The Port of Quincy is holding a meeting tonight to get public comment on whether it should sell land to Sabey. “They’ve made an inquiry and we’re trying to schedule a joint meeting between the commissioners and the Sabey group,” Port Commissioner Brian Kuest told the Columbia Basin Herald. “We’re not far enough along in the inquiry process to know exactly what Sabey’s needs are.”

Sabey says it is evaluating properties in the area and interested in discussing land values with property owners.
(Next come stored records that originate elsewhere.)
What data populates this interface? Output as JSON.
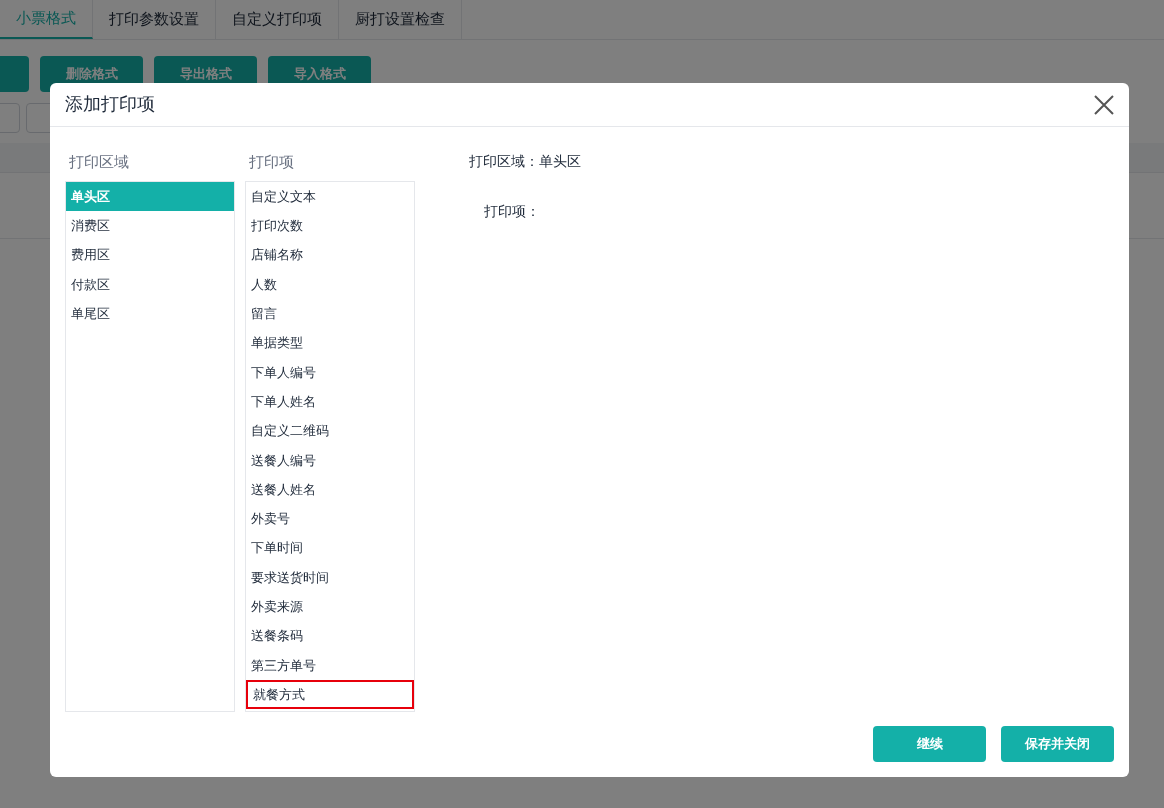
{
  "tabs": [
    {
      "label": "小票格式",
      "selected": true
    },
    {
      "label": "打印参数设置",
      "selected": false
    },
    {
      "label": "自定义打印项",
      "selected": false
    },
    {
      "label": "厨打设置检查",
      "selected": false
    }
  ],
  "toolbar_buttons": [
    "删除格式",
    "导出格式",
    "导入格式"
  ],
  "dialog": {
    "title": "添加打印项",
    "areas_heading": "打印区域",
    "areas": [
      {
        "label": "单头区",
        "selected": true
      },
      {
        "label": "消费区",
        "selected": false
      },
      {
        "label": "费用区",
        "selected": false
      },
      {
        "label": "付款区",
        "selected": false
      },
      {
        "label": "单尾区",
        "selected": false
      }
    ],
    "items_heading": "打印项",
    "items": [
      {
        "label": "自定义文本",
        "highlighted": false
      },
      {
        "label": "打印次数",
        "highlighted": false
      },
      {
        "label": "店铺名称",
        "highlighted": false
      },
      {
        "label": "人数",
        "highlighted": false
      },
      {
        "label": "留言",
        "highlighted": false
      },
      {
        "label": "单据类型",
        "highlighted": false
      },
      {
        "label": "下单人编号",
        "highlighted": false
      },
      {
        "label": "下单人姓名",
        "highlighted": false
      },
      {
        "label": "自定义二维码",
        "highlighted": false
      },
      {
        "label": "送餐人编号",
        "highlighted": false
      },
      {
        "label": "送餐人姓名",
        "highlighted": false
      },
      {
        "label": "外卖号",
        "highlighted": false
      },
      {
        "label": "下单时间",
        "highlighted": false
      },
      {
        "label": "要求送货时间",
        "highlighted": false
      },
      {
        "label": "外卖来源",
        "highlighted": false
      },
      {
        "label": "送餐条码",
        "highlighted": false
      },
      {
        "label": "第三方单号",
        "highlighted": false
      },
      {
        "label": "就餐方式",
        "highlighted": true
      }
    ],
    "area_label": "打印区域：",
    "area_value": "单头区",
    "item_label": "打印项：",
    "buttons": [
      "继续",
      "保存并关闭"
    ]
  }
}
It hasn’t made any commitments as yet, but Sabey has made no secret of its interest in the area. “We see North Central Washington as a very logical extension of our data center business,” Senior Vice President of Real Estate John Sabey said last August, when Sabey announced its Intergate.Columbia project. “We’re a long-time Northwest family and a long-time Northwest company, and we’re looking to be a part of East Wenatchee and the greater Wenatchee area for a long time as well.”
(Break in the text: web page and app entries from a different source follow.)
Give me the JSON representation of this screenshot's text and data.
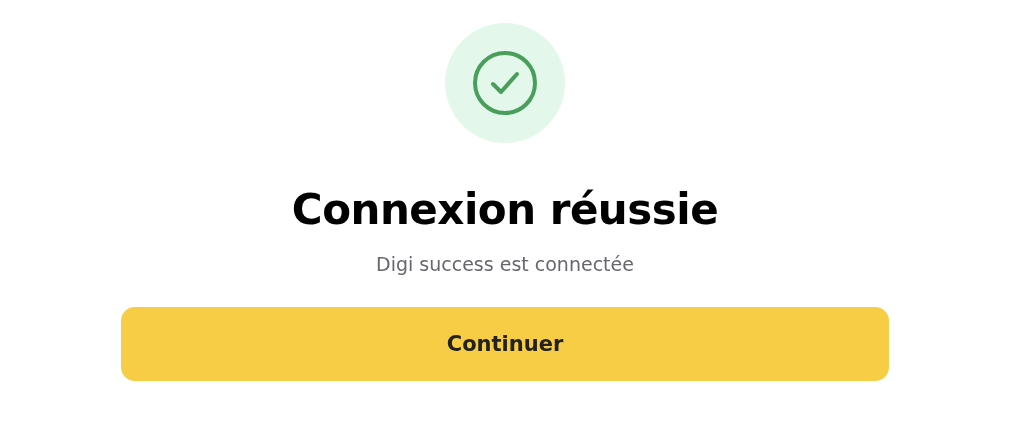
{
  "title": "Connexion réussie",
  "subtitle": "Digi success est connectée",
  "button": {
    "label": "Continuer"
  }
}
Additional development by Sabey would continue the influx of huge data centers in central Washington, including projects by Microsoft, Yahoo, Ask.com and Intuit in addition to Sabey.


The projects add up to more than 1.5 million square feet of data centers on 200-plus acres, according to Washington economic development officials, who say the region has become become “an example of how the world’s most innovative companies are leveraging small-town America.”
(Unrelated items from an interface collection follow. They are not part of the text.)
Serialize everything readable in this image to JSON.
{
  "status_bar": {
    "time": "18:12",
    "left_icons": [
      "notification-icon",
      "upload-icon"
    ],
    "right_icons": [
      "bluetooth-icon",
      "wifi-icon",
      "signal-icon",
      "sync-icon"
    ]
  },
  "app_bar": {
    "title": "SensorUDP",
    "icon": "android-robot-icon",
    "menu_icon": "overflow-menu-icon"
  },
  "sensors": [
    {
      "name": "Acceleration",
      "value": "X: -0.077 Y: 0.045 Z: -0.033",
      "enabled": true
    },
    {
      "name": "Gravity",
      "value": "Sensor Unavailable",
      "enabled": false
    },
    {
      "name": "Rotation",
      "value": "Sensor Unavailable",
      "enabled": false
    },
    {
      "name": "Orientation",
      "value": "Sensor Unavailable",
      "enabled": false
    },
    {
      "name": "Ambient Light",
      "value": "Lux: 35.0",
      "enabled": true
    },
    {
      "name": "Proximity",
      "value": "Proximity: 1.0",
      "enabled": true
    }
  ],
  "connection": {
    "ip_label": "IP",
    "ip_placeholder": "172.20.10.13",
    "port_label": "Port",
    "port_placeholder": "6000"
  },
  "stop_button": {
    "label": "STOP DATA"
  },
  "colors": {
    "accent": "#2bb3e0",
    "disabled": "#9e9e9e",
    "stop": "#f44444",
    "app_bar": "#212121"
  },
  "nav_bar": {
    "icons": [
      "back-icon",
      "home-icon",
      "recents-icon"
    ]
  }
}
“The combination of fiber connectivity, network availability, low-cost power and a great team of community members made central Washington the right choice for Yahoo! to build our next state-of-the-art data centers,” said Kevin Timmons, vice president of operations at Yahoo!. “Grant County offers the resources needed to continue to scale our infrastructure to provide the best Internet experience for our 500 million users.”

“This is only the beginning,” said Terry Brewer, Executive Director for the Grant County EDC. “As these data centers come online there are going to be lots of support businesses locating nearby. We are going to continue to see growth from this for years to come.”

About the Author

Rich Miller is the founder and editor at large of Data Center Knowledge, and has been reporting on the data center sector since 2000. He has tracked the growing impact of high-density computing on the power and cooling of data centers, and the resulting push for improved energy efficiency in these facilities.

One Comment

  1. I can't speak to the issues regarding Central Washington, but I will say this about Sabey Corp: They are an excellent and wonderfully datacenter-savvy landlord. I work for a colocation company that has been in business in the Seattle area for 13 years. We have grown and moved 4 times in those 13 years, the most recent to Sabey's Intergate.West campus. Unlike every other commercial real estate management company we've dealt with, they genuinely understand and support this industry. After an adversarial relationship with our previous landlord (a very large and well-known northwest company) it was refreshing to move into a Sabey property. They have helped us grow and supported us well. I wish them nothing but success on their expansion along the Columbia. If we continue to grow at the rate we are, we could very well become a tenant in Wenatchee or Quincy in a few years. --chuck